Small things, big impact!
As you read the headline of this article, you might think: That too. Now she’s also adding her mustard on this subject. Especially since sustainability is used in all sorts of sensible and nonsensical contexts and is sometimes misused to promote advertising. It’s not that I’m an environmental activist. And there are a few things I could do about myself. In fact, the best thing would be to forego creative work entirely. But that is definitely not possible. People have always felt the need to express themselves artistically. And there are definitely different forms, if I wasn’t allowed to paint, draw or be creative, I would wither. So this is not an option.
Nevertheless, my perspective has changed over the years. I’m looking for solutions how I can work creatively, but still not produce tons of unnecessary garbage. But everyone has to decide for themselves how the priorities are set. Sometimes there are small things that don’t hurt, but in the long run and in large measure they have an effect. Here are a few of those little things that I practice to reduce the junk
Disposable gloves, Zewas or paper plates
I hardly ever use such things. Washing hands, old tea towels, old T-shirts or empty plastic packaging that are already there anyway also serve the purpose and can be used several times. I don’t need a fresh plate every time, a sturdy cover made from wall paints or acrylic binders is very durable and can also be used with water-based glazes without softening. An old glass or plexiglass plate is also great. If the disposable cup is frowned upon, why not the disposable, palette, cardboard plate too?
Use existing tools or misuse them
You don’t always need the very best artist quality, you can also use existing tools for your painting. Dish brushes, rubber squeegees from the hardware store or pot sponges can withstand a long time. You can prime your pictures with remnants of white wall paint. A mixture of dish soap and sunflower oil can replace the solvent for your oil paint.
Work with surfaces that can be revised
Since I’ve been an artist for many years, I have a lot of painted canvases. A very large amount, really. And for some time now, I have rarely used a completely fresh canvas. In the majority of cases I recycle old pictures. Pictures that are outdated because I am at a different point in my development or pictures that I have never really worked out anything new and which are a repetition of earlier work. I can let such pictures go again and form the basis of a new design. Among other things, because I often over-paint the old pictures, I hardly ever varnish my work. It is difficult to get an absorbent primer back on a very smooth and sealed surface.
Keeping the paint moist for the next day of painting

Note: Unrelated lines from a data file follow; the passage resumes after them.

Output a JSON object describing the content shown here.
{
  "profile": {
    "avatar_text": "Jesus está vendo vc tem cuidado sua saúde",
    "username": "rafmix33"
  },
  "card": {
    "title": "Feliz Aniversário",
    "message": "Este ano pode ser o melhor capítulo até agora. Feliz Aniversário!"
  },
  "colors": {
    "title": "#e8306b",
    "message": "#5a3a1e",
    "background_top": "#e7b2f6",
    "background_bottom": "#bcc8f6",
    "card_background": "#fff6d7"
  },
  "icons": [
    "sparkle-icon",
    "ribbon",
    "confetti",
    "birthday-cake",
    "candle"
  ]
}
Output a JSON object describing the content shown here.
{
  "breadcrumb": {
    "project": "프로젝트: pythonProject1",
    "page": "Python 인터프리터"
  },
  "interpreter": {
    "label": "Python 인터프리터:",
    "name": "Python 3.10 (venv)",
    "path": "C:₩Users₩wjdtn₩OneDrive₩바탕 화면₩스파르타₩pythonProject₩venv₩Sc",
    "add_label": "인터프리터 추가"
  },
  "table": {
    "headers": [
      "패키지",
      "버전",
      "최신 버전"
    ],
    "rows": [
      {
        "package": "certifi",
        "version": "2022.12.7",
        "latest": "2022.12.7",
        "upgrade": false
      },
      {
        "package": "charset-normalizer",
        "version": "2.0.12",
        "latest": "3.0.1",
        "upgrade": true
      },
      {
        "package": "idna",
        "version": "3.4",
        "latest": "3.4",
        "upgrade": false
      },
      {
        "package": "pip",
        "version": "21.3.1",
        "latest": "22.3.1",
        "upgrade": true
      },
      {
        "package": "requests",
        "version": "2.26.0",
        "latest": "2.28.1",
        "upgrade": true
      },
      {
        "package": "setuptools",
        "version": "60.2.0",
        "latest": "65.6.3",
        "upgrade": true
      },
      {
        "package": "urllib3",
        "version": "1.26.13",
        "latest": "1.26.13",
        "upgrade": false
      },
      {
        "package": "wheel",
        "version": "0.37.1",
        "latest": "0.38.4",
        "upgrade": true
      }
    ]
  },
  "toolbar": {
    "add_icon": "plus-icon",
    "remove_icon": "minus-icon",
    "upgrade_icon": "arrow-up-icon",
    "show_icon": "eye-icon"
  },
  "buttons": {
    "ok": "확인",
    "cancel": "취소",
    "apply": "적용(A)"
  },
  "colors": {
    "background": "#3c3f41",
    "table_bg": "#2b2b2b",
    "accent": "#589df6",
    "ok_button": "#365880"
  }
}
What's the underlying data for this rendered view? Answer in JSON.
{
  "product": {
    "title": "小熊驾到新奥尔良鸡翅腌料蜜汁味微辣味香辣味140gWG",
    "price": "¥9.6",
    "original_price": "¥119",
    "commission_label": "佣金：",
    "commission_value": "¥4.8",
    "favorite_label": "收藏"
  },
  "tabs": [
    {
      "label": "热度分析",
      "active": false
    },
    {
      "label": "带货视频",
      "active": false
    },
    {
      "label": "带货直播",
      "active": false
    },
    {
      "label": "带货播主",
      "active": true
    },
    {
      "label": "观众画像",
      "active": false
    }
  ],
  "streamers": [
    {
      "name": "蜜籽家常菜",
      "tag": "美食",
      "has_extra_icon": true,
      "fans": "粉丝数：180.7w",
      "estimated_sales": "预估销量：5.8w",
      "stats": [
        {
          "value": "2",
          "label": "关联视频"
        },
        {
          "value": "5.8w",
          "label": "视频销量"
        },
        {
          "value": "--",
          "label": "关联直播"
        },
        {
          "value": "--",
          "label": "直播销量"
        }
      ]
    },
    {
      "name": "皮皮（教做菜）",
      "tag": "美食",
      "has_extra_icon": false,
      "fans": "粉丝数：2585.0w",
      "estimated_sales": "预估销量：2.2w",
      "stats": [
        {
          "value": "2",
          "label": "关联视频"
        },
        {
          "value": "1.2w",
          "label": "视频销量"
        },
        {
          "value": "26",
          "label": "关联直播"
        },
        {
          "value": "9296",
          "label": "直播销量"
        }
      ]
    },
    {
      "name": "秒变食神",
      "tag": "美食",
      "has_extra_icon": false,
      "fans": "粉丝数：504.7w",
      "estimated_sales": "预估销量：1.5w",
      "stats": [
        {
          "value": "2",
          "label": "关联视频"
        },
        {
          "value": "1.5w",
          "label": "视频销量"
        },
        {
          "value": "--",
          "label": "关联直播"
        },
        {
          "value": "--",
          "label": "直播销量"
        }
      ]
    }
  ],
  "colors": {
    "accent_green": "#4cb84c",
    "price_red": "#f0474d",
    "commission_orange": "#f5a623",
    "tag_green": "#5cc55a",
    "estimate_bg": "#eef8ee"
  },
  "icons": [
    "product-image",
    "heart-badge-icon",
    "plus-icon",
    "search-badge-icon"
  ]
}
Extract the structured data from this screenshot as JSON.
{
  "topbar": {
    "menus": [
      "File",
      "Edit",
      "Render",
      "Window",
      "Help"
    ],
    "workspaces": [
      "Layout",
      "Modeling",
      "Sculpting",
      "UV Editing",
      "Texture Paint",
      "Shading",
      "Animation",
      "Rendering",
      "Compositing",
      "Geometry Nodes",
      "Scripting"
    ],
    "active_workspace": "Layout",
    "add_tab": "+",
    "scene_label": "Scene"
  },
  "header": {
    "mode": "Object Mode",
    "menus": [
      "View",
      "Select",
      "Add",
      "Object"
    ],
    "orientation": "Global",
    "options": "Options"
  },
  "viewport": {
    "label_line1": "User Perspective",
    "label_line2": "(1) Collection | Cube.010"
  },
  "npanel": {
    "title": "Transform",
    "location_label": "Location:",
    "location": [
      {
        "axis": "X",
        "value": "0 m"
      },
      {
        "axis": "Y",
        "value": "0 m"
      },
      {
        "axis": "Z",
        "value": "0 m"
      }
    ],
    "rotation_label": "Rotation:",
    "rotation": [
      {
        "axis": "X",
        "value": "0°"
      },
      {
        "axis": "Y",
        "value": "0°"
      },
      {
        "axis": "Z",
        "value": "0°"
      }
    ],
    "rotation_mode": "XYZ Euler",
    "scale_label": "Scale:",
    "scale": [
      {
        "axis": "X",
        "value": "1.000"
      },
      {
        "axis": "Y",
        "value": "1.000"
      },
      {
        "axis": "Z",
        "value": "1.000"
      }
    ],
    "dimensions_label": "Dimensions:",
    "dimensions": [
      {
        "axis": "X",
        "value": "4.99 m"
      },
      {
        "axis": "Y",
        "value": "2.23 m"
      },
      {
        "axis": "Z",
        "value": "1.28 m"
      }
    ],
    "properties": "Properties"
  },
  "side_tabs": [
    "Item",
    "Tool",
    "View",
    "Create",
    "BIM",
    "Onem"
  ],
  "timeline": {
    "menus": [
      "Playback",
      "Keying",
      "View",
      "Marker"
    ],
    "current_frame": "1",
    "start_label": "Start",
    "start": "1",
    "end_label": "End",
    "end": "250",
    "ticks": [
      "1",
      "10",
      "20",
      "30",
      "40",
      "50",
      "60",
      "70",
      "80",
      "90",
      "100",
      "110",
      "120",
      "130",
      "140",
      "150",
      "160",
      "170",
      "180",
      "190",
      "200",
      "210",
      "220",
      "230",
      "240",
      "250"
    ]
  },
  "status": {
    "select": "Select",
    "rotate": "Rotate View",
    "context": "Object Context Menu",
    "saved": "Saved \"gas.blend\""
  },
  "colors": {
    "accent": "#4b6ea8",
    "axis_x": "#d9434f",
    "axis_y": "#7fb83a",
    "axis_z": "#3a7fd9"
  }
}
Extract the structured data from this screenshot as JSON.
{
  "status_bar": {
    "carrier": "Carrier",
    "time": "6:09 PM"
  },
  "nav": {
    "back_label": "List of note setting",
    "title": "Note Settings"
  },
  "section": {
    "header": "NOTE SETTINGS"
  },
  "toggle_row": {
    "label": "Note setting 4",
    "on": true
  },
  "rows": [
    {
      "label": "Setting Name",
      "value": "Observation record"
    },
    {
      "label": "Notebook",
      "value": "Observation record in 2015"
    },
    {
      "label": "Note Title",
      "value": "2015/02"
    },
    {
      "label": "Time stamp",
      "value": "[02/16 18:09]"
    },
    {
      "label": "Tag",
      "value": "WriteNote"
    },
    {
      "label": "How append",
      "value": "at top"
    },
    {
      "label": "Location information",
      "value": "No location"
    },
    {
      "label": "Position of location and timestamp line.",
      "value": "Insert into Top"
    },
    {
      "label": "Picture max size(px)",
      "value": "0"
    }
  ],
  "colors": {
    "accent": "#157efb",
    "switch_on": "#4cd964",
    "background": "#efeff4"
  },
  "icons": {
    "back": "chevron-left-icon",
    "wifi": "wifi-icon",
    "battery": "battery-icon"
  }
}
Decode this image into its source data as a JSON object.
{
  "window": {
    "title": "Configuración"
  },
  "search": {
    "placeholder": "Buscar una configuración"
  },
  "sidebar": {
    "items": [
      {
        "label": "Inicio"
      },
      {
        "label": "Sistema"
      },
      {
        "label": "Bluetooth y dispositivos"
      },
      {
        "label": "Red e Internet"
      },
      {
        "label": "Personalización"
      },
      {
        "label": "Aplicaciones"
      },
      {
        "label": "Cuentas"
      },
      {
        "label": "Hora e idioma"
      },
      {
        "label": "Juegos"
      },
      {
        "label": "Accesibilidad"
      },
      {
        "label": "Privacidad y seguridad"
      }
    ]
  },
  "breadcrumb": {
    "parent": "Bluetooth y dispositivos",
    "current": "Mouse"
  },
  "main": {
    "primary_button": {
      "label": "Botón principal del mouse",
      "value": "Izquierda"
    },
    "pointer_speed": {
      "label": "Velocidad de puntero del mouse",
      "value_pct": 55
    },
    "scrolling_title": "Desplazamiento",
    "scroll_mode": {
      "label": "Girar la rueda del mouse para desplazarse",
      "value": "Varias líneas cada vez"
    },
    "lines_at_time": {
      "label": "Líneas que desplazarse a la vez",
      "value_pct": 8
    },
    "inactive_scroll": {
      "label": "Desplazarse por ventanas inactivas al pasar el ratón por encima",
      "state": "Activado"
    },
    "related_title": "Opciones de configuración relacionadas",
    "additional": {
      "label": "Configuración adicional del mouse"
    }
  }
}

I need a lot of paint for large canvases. But sometimes it’s hard to tell how much. Sometimes I put the paint directly on the canvas, then I can save myself the detour via the palette. If I have leftovers on the palette, I wrap them with the packaging film from the freshly bought canvases (mostly those of my course participants). If I can’t paint for a long time, I spray a little water over it with the spray bottle. The acrylic paint will last for a few days. Should I still have leftovers that I need to rinse off, I first remove most of the paint with an old rag or dirty paper before cleaning the palette. This means that less acrylic paint ends up in the sink.
Maintaining materials well
Unfortunately, many artist’s brushes no longer have the long service life they used to have, these are my experiences. But if you handle your material well, you will definitely benefit from it for longer. When I wash the brushes (which I usually only do at the end of the painting session, as I work wet on wet with the different shades) I then place them on an old terry towel to dry. I don’t put them in a jar, otherwise the moisture will pull into the clamp and the wood in it may swell. The brush hairs fall out quickly and the brush becomes unusable.
Now and then painting on paper
For me a playground: Working on paper. We use less material than when using stretcher frames and it takes up less space to store the finished pictures. In addition, you can let off steam on paper, because it is “only” paper. You can cut it wonderfully to change the composition or cut it into pieces to make cards, bookmarks, etc. out of it (if it doesn’t seem to work as a whole). You can also later integrate it into acrylic paintings.
Collect materials and include them in collages
Some participants bring real treasure chests with them: The collections of special papers, old documents or newspaper clippings are great to use in collages. I also enjoy self-made sketches twice: once when I draw them and a second time when they find a place in a picture. Patterned or structured fabrics can also be worked in perfectly.
You can make it yourself and only touch it if necessary.You can use natural materials with acrylic binders (or white wall paint, if the structural compound should be white) to make the structure yourself: sand, ash or colored earths are structure and first coloring at the same time. And because you only do that when you need these substrates, nothing will go bad or firm.